A couple of days ago, I had a walking meeting with Frederic Guarino to discuss virtual and augmented reality, and how it might change the entertainment industry.
At one point, we started discussing interfaces — would people bring their own headsets to a public performance? Would retinal projection or heads-up displays win?
One of the things we discussed was projections and holograms. Lighting the physical world with projected content is the easiest way to create an interactive, augmented experience: there’s no gear to wear, for starters. But will it work?
Among other things we discussed what Inbar calls his three rules for augmented reality design:
- The content you see has to emerge from the real world and relate to it.
- Should not distract you from the real world; must add to it.
- Don’t use it when you don’t need it. If a film is better on the TV watch the TV.
To understand the potential of augmented reality more fully, we need to look at the notion of consensual realities.
We’re on the cusp of an era in which each of us perceives the world around us differently because of technology. One might argue that we’re already there — even with friends, half our thoughts are in our smartphones, in chat, in maps, on Facebook. But it’s going to get much more obvious when we start augmenting our senses.
Imagine that, during our walking meeting, Guarino and I had been wearing augmented reality devices that projected heads-up displays into our eyes. As we walked, we’d connect with at least four kinds of information:
- Personal, private data (such as a reminder to call a loved one.)
- Shared data (such as notes and hyperlinks about what we’d discussed on our walk.)
- Public opt-in data (such as an advertisement from a liquor store as we walked past.)
- Public, unavoidable data (such as a red warning when accidentally crossing the street into oncoming traffic.)
Each of these is a set of contextual information layered atop our perception. Even when sharing the same layer (such as a map) with someone else, there will be significant variances. Today, for example, Google scrapes your inbox for flight and hotel reservations, then displays this in your calendars and maps — so my version of a map layer might have annotations about a hotel on it.
Personal data will require tremendous context. The best personal agent won’t just tell remind me I need batteries when I’m at the hardware store; it will also know when not to interrupt me because I’m concentrating or focused. Some of this data will come from paid software — your colleague may not be able to afford the experience you’re having.

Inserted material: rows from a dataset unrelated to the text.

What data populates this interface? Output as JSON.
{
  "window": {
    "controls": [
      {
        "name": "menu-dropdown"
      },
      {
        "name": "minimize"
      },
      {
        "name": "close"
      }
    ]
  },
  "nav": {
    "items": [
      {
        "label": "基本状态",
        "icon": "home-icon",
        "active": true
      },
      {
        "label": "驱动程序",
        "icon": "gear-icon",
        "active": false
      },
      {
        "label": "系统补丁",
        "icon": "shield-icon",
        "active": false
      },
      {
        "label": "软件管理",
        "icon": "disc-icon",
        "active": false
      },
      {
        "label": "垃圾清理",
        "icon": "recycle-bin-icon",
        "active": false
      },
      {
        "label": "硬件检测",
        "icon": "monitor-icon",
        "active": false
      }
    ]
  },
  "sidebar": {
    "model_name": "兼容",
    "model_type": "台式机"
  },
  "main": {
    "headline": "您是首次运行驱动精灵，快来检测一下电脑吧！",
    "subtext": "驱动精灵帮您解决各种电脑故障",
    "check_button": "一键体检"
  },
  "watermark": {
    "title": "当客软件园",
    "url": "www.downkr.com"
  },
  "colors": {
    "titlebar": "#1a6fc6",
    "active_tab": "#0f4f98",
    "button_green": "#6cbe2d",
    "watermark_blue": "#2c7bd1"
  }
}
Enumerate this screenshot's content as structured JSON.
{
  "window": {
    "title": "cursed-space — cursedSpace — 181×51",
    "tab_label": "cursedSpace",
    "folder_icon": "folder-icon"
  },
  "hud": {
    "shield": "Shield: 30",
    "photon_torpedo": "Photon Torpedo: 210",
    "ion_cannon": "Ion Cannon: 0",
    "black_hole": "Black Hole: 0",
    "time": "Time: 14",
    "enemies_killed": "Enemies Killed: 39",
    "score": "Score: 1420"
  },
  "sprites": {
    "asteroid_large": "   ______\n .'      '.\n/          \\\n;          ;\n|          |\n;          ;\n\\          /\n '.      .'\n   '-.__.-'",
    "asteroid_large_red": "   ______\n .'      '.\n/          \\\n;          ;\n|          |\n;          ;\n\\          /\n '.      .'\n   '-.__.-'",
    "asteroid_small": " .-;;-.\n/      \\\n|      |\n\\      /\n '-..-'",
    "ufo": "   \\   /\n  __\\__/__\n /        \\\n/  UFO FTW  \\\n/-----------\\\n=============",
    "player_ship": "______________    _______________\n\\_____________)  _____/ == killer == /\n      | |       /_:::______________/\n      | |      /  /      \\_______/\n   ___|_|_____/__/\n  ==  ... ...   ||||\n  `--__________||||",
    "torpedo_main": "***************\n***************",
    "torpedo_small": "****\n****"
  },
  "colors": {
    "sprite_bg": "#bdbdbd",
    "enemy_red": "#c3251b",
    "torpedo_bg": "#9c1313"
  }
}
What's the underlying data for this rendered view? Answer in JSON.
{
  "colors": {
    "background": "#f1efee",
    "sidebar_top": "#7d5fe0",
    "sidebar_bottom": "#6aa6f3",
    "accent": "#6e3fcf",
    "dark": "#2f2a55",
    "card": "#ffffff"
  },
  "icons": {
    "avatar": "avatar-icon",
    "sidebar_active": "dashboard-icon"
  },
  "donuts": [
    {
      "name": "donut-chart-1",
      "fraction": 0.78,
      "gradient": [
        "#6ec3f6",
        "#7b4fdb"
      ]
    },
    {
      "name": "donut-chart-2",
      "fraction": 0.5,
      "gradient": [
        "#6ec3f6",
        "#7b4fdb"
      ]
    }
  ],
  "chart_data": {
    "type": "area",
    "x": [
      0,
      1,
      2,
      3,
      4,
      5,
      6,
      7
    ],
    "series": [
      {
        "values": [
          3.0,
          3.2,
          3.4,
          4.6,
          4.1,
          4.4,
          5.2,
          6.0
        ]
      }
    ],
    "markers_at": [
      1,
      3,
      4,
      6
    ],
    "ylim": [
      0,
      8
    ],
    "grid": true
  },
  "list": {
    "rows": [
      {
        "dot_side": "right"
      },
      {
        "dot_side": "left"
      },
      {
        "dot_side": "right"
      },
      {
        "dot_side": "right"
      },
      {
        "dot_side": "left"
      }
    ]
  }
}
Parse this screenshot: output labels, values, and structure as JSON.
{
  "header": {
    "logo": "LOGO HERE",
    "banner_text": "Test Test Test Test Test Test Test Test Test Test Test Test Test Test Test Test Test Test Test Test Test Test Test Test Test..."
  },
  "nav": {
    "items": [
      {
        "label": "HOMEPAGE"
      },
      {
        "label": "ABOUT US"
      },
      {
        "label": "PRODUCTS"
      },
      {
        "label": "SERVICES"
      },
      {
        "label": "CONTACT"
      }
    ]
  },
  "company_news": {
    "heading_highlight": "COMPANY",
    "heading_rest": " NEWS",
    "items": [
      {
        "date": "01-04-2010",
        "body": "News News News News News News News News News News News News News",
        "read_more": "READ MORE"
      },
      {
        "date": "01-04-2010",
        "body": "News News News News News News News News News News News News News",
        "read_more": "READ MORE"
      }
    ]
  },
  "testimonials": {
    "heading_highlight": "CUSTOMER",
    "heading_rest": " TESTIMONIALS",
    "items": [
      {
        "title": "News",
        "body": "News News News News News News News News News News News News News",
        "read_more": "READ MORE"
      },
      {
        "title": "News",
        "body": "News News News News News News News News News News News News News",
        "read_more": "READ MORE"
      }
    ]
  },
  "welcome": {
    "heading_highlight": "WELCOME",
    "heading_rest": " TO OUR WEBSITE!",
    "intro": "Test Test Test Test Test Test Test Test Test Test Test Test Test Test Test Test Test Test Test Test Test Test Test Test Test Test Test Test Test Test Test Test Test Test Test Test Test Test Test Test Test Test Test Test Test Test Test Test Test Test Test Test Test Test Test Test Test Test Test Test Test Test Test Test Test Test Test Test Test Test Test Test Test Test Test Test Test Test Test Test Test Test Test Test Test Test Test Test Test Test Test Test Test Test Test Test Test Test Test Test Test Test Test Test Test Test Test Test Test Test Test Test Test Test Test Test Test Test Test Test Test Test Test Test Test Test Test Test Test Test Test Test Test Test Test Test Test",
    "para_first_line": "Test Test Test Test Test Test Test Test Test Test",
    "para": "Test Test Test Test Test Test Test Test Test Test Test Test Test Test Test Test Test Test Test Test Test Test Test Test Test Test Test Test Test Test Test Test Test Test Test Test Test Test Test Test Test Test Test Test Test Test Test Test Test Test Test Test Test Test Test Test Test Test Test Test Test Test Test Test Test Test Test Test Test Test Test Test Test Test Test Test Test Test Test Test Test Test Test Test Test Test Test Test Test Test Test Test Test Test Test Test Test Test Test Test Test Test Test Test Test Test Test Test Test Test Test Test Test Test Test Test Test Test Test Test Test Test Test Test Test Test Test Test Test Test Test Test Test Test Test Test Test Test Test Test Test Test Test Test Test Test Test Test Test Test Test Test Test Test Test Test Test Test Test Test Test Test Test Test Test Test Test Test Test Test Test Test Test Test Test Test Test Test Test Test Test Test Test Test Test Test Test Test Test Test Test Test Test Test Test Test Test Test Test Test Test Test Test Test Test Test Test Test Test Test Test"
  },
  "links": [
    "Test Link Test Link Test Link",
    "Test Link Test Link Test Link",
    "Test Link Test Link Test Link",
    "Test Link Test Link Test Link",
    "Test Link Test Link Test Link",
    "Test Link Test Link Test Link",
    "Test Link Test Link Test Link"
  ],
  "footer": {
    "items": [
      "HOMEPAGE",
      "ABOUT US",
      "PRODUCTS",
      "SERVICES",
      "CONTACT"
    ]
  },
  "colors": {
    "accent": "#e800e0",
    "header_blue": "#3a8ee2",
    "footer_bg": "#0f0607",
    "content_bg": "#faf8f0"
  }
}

Shared data means sharing applications, and handling permissions. Collaboration tools will be a hotbed of innovation in AR software, but issues like version control and attaching content to physical locations aren’t well-resolved yet.
Public opt-in data will face governance and regulation. Alcohol ads shouldn’t be shown to children who pass by; the filters for opting out based on age, gender, religion, and so on suggest that this will follow an opt-in model rather than an opt-out one, but either way, AR spam will be a real problem.
Finally, there will be some data that’s unavoidable. Your mobile device has to support 911 calls regardless of phone plan; emergency warning systems like Amber Alerts can push messages to your smartphone’s screen whether you like it or not. Data that’s in the public interest is one thing, but parents and guardians may impose oversight software on their charges. Imagine what happens when a headset warns you against binge drinking.
Navigating a world where everyone else has a slightly different view of reality will be jarring, too: one person wearing lie detector software, another exhibiting perfect social recall.
Of course, being in a space is a form of consent, and for those environments, holograms and projections work well. But the data model of augmented reality is likely to be a series of layers, some of which we consent to share, temporarily, with others.
Maybe the distraction of our handsets is just training us for such a world.
Public domain image on article and category pages via Pixabay.